    The bedrock principle is that it is unjust for anyone outside of the sovereign to take a life; that's where capital punishment, just war, etc., etc., comes in. The single double effect exception for individuals is when one is disabling an immediate aggressor from harming an innocent by disabling him from inflicting such harm. To be consistent with the double effect reasoning, you have to use the means most reasonably proportionate to that end. If you were actually in the operating room, then you could legitimately exercise the right to defend others against an aggressor, but given that we are talking about a surgeon who is highly unlikely to attempt to proceed against any threat of physical violence at all, you could probably disable him with far less powerful means that deadly force.

    So why isn't that routinely done? You also have the consider that you'd be getting yourself jailed for assault, battery, or other serious crimes, because the statutory law fails to recognize your right under the natural law to defend the innocent. And you also likely wouldn't even save the unborn child in the end. Weighing the cost, an act which is moral in principle might nonetheless be imprudent. Simply put, you can't save everybody; there's too much evil in the world for that, and you have to pick your spots where you can do the most good (which begins with your own family, then to people closest to you, and so on).

    But what Dr. Tiller's murderer did had no hint of immediate danger, so this reasoning is completely inapposite. The difference in kind results from the difference in immediacy. To say that it wasn't lifesaving is just wrong; the man who killed Tiller almost certainly saved some innocent lives. There might be tens or hundreds of people who won't have that surgery because Tiller is unavailable to perform it, but it is unjust for an individual to take upon himself the power to judge those remote risks and, in so doing, to judge Tiller himself (e.g., he might have repented and turned from his previous ways). And saving those other lives at the cost of unjustly taking even one life is unacceptable, just as it is in embryonic stem cell research.

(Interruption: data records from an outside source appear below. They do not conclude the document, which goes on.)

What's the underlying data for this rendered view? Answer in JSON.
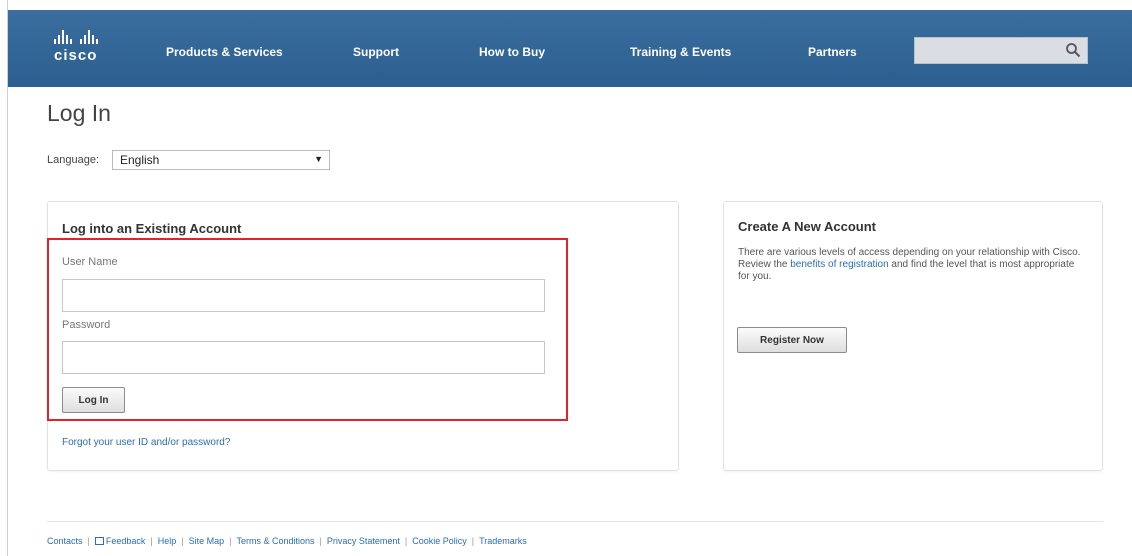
{
  "brand": {
    "logo_text": "cisco"
  },
  "nav": {
    "items": [
      {
        "label": "Products & Services"
      },
      {
        "label": "Support"
      },
      {
        "label": "How to Buy"
      },
      {
        "label": "Training & Events"
      },
      {
        "label": "Partners"
      }
    ]
  },
  "search": {
    "value": "",
    "icon": "magnifier-icon"
  },
  "page": {
    "title": "Log In"
  },
  "language": {
    "label": "Language:",
    "selected": "English"
  },
  "login": {
    "heading": "Log into an Existing Account",
    "username_label": "User Name",
    "username_value": "",
    "password_label": "Password",
    "password_value": "",
    "button_label": "Log In",
    "forgot_link": "Forgot your user ID and/or password?",
    "highlight_color": "#e1232b"
  },
  "create": {
    "heading": "Create A New Account",
    "text_before": "There are various levels of access depending on your relationship with Cisco. Review the ",
    "link_text": "benefits of registration",
    "text_after": " and find the level that is most appropriate for you.",
    "button_label": "Register Now"
  },
  "footer": {
    "links": [
      {
        "label": "Contacts"
      },
      {
        "label": "Feedback"
      },
      {
        "label": "Help"
      },
      {
        "label": "Site Map"
      },
      {
        "label": "Terms & Conditions"
      },
      {
        "label": "Privacy Statement"
      },
      {
        "label": "Cookie Policy"
      },
      {
        "label": "Trademarks"
      }
    ]
  },
  "colors": {
    "header_blue": "#2c5f90",
    "link_blue": "#2a6eb3"
  }
}
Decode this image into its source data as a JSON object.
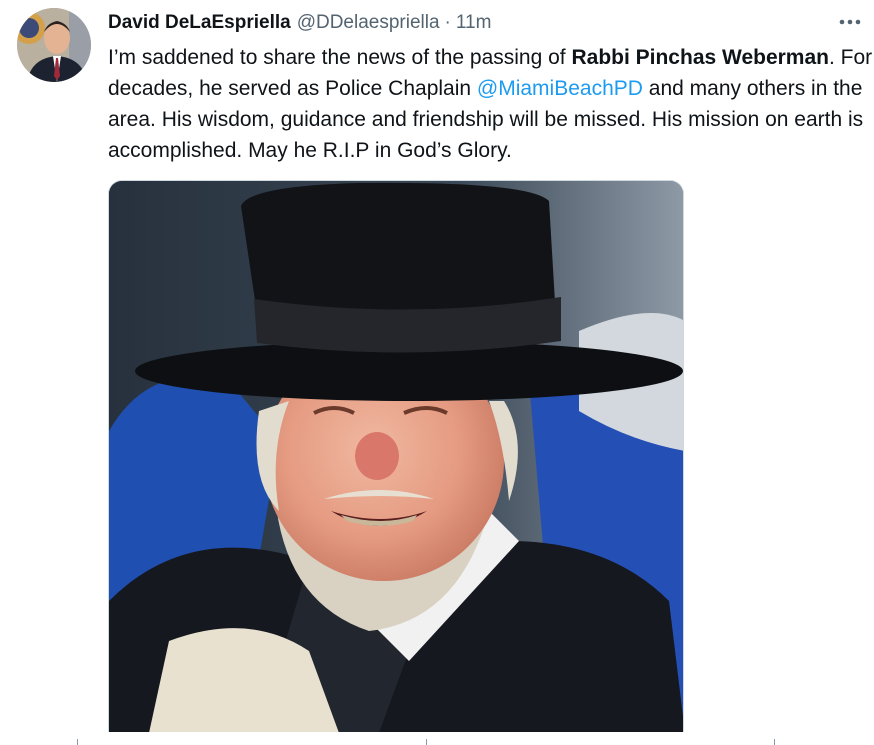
{
  "tweet": {
    "author_name": "David DeLaEspriella",
    "author_handle": "@DDelaespriella",
    "separator": "·",
    "time": "11m",
    "more_icon": "more-icon",
    "text_1": "I’m saddened to share the news of the passing of ",
    "text_bold": "Rabbi Pinchas Weberman",
    "text_2": ".  For decades, he served as Police Chaplain ",
    "mention": "@MiamiBeachPD",
    "text_3": " and many others in the area. His wisdom, guidance and friendship will be missed.  His mission on earth is accomplished.  May he R.I.P in God’s Glory.",
    "media_description_icon": "photo-icon"
  },
  "colors": {
    "text": "#0f1419",
    "secondary": "#536471",
    "link": "#1d9bf0"
  }
}
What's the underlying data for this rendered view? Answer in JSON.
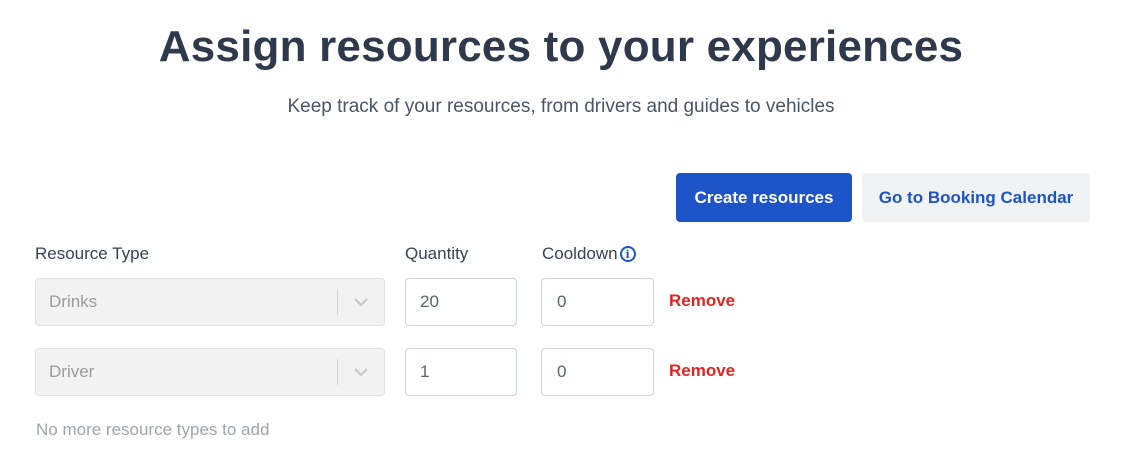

    The ESCR case is the one that I point to when accused of hypocrisy on the pro-life side. I say that we would be unwilling to kill a single embryo even if there were no other way to save millions or billions of future lives, so it should come as no surprise that we are similarly unwilling to take even a murderer's life unjustly to prevent whatever deaths he might cause.

  15. CrimsonCatholic says

    Just came across a nice article by John Zmirak that does a thorough job of explaining what I tried to cram into a few paragraphs:
    http://insidecatholic.com/Joomla/index.php?option=com_content&task=view&id=6157&Itemid=48

Speak Your Mind

*